##### INFORMATION SHOWN

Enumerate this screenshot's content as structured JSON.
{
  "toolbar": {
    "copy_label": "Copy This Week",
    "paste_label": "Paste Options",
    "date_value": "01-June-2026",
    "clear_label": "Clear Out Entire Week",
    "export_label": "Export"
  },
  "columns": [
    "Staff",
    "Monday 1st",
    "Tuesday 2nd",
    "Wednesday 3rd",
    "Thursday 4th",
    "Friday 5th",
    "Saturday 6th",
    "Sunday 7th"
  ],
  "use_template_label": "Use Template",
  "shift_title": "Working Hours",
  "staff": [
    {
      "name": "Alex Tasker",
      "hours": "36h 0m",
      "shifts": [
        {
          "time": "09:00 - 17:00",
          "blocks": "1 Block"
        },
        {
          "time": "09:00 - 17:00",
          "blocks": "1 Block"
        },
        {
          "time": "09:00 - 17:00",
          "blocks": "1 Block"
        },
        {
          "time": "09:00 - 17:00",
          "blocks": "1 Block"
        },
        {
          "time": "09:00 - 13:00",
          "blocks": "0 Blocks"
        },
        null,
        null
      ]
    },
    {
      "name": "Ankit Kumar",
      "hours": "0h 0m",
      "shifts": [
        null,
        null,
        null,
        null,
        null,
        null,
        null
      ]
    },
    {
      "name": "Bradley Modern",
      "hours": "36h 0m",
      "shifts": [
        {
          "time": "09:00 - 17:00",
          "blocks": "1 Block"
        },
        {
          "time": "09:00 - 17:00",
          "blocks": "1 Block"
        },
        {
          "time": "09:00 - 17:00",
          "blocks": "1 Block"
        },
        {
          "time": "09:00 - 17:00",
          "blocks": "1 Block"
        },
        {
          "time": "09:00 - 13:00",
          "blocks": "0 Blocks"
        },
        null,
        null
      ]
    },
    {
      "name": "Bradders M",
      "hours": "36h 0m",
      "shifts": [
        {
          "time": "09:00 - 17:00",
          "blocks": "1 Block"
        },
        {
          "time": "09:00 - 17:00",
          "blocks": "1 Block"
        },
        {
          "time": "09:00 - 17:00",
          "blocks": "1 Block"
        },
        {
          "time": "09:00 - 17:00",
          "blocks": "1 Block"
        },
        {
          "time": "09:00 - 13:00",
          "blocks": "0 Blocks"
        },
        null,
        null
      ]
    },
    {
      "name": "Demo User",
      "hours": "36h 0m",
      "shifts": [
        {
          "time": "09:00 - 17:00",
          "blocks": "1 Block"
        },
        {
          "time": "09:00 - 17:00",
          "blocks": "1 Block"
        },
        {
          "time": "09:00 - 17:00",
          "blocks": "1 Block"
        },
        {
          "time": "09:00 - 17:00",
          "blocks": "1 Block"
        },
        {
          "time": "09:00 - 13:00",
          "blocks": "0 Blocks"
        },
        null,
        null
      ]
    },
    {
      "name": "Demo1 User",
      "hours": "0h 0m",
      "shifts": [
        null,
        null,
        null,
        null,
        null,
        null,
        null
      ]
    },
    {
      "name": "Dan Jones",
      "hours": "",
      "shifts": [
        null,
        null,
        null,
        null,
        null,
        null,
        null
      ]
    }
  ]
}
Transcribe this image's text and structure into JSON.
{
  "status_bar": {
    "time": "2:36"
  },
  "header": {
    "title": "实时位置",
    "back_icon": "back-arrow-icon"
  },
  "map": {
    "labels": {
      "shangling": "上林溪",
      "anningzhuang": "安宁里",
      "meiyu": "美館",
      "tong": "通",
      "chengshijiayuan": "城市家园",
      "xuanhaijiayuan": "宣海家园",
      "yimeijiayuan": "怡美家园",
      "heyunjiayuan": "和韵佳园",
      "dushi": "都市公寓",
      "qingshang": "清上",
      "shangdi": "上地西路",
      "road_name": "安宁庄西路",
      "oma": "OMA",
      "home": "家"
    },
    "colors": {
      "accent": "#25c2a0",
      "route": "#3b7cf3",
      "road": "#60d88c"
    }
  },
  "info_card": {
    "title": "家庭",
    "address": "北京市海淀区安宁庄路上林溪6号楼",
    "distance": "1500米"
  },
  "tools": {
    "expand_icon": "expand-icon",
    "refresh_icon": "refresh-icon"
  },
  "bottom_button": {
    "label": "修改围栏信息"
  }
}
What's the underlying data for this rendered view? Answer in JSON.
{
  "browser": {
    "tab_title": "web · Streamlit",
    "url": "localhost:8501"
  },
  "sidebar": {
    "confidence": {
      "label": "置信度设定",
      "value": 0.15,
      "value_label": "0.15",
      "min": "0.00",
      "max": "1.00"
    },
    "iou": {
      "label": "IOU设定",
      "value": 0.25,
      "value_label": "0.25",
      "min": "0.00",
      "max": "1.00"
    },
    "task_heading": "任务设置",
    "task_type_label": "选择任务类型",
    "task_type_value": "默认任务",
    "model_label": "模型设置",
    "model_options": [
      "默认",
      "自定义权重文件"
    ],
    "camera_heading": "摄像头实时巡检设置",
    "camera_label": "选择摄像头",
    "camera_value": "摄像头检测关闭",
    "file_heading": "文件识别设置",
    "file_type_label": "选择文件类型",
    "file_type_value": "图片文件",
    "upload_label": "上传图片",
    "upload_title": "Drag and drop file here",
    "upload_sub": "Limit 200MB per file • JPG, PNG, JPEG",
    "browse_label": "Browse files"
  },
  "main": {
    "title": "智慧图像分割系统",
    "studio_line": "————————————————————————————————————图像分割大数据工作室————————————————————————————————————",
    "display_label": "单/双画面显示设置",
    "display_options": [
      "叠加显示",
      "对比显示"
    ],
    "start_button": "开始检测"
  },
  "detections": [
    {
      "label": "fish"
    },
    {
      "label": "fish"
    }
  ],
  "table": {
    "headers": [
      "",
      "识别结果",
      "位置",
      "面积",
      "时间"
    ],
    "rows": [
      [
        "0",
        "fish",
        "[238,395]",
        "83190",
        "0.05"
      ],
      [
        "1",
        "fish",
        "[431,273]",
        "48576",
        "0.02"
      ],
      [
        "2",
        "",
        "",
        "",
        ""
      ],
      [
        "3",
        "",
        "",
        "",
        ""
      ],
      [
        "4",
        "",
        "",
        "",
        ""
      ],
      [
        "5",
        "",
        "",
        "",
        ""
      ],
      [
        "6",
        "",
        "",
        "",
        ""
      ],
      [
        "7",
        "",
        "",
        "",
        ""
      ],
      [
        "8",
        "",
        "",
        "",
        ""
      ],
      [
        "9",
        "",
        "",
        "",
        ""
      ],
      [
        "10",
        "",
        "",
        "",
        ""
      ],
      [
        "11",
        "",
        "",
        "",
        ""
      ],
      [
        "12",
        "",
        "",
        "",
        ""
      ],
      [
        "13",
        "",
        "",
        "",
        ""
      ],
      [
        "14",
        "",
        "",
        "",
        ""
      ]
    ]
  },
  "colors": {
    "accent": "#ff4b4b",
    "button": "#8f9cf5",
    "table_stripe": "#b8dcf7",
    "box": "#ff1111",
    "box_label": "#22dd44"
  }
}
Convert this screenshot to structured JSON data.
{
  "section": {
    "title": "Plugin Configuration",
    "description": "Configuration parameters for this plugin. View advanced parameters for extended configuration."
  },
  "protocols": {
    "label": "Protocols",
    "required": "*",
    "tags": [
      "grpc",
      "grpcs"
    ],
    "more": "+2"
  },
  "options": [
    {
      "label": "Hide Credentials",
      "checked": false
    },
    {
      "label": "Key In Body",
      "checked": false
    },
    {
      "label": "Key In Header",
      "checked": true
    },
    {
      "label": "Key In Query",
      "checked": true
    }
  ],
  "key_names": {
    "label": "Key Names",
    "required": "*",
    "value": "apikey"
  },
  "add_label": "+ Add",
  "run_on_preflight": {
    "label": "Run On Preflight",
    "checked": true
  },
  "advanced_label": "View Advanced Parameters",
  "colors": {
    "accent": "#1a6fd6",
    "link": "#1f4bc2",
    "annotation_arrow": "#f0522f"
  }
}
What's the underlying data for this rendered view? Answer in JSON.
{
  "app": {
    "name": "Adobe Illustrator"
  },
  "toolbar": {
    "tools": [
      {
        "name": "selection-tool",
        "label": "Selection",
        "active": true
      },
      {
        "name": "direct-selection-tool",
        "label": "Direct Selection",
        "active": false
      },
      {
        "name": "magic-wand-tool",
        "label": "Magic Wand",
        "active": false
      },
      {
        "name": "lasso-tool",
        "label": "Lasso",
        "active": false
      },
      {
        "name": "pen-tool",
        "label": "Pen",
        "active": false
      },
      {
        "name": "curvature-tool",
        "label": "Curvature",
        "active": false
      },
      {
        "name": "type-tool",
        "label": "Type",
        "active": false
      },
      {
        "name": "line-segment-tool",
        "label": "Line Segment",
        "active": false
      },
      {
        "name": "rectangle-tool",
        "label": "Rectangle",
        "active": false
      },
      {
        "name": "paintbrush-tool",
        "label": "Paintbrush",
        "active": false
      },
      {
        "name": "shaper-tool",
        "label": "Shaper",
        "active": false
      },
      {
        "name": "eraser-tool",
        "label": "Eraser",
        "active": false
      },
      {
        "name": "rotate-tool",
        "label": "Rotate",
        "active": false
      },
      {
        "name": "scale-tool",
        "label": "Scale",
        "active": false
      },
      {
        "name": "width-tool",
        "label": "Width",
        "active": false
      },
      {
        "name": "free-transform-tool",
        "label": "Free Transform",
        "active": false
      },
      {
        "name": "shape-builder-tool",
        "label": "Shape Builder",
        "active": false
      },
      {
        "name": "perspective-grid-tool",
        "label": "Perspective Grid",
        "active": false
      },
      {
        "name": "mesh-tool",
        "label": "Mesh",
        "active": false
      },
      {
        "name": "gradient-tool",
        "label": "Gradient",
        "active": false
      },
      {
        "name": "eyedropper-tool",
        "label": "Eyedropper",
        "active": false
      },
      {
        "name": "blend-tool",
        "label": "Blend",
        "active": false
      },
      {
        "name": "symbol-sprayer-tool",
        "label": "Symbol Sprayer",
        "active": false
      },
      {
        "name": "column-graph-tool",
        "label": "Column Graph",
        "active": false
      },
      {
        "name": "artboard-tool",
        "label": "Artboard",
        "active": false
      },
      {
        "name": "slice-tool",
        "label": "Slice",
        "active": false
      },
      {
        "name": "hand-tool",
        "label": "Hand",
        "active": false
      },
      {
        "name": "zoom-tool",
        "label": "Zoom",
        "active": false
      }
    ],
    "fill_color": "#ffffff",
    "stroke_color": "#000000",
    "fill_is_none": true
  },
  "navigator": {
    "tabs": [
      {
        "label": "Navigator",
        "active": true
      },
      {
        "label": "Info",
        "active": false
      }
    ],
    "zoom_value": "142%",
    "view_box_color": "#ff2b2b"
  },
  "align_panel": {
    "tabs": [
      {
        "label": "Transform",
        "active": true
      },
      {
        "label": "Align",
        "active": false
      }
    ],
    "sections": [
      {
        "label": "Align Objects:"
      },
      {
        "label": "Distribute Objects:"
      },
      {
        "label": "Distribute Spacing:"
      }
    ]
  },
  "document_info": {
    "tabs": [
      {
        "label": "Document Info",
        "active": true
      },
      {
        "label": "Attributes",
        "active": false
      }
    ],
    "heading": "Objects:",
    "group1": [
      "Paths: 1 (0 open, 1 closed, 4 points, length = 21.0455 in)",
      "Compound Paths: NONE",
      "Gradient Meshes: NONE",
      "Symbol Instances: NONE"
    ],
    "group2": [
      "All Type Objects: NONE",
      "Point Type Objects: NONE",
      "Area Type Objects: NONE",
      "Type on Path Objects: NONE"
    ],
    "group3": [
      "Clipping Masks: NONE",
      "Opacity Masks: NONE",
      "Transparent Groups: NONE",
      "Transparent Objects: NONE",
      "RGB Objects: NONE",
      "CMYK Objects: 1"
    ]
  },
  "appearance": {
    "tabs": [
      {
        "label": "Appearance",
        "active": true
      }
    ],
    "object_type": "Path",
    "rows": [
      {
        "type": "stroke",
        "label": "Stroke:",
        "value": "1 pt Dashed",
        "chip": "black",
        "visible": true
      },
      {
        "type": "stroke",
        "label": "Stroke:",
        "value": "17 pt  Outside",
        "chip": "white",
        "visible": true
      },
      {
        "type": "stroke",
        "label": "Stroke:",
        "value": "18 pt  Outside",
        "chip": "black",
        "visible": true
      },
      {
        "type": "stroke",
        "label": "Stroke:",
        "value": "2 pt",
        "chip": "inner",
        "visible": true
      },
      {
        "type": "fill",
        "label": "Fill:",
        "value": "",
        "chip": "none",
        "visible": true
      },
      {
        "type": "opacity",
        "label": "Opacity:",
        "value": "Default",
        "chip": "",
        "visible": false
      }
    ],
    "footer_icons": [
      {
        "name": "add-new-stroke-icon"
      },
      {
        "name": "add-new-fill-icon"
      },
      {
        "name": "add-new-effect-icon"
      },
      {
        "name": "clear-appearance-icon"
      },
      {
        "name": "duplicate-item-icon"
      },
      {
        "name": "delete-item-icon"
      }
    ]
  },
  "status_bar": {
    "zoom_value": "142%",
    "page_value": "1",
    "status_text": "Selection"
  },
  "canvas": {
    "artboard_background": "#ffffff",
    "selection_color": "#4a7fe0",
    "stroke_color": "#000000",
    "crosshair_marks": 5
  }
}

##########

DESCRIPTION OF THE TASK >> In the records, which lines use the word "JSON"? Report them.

EXPECTED OUTPUT >>
Enumerate this screenshot's content as structured JSON.
Transcribe this image's text and structure into JSON.
What's the underlying data for this rendered view? Answer in JSON.
Convert this screenshot to structured JSON data.
What's the underlying data for this rendered view? Answer in JSON.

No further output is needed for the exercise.